**PROBLEM DESCRIPTION**
How many lines in the records below hold the string "image"? Answer with the number alone.

[[ SUPPLIED RECORDS, beginning ]]

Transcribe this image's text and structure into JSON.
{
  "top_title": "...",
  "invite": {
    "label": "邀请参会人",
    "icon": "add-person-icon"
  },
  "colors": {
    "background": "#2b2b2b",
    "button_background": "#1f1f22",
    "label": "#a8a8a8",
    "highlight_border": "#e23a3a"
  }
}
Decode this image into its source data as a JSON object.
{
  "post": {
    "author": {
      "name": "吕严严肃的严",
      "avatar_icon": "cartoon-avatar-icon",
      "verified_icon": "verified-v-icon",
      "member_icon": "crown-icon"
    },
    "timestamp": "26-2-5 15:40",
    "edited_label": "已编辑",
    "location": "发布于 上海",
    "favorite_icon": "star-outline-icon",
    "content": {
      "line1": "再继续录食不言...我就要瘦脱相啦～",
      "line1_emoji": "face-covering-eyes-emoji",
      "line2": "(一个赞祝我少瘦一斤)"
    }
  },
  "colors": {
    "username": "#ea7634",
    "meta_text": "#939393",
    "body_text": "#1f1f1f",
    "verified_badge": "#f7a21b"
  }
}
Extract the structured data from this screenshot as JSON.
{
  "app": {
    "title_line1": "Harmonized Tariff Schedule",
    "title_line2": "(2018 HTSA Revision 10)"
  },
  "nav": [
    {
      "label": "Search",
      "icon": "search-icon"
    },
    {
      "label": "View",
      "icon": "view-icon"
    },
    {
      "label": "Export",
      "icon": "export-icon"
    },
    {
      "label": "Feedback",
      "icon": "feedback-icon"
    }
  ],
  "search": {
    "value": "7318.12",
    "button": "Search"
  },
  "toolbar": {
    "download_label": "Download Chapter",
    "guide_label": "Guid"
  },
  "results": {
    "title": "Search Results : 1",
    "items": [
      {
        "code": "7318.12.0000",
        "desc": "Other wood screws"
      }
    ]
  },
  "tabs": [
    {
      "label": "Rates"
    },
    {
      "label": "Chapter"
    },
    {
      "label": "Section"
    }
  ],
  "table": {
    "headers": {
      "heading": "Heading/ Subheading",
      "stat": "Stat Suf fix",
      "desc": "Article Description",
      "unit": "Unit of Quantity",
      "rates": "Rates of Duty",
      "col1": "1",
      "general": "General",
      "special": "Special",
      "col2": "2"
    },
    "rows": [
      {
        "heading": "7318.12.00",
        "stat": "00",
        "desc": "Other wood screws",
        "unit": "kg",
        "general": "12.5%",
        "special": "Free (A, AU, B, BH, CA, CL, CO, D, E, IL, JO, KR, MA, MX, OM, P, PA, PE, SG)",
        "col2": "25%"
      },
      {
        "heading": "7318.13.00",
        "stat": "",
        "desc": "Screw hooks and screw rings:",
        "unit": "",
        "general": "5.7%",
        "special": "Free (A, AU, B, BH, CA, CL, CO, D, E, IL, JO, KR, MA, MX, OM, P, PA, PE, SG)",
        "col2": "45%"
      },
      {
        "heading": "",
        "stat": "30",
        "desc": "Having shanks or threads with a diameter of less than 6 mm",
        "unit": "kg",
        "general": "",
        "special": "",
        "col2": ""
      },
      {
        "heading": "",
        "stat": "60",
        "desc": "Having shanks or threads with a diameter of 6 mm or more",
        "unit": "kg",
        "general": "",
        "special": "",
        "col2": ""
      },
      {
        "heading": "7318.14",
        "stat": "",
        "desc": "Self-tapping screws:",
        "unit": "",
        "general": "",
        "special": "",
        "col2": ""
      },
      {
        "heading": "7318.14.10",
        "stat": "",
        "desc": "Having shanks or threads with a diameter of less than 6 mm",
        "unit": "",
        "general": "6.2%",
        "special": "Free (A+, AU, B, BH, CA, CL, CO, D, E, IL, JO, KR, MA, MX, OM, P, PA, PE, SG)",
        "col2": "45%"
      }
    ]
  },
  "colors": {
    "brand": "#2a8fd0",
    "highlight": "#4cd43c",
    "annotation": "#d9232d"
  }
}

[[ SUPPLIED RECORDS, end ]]

**PROBLEM SOLUTION**
2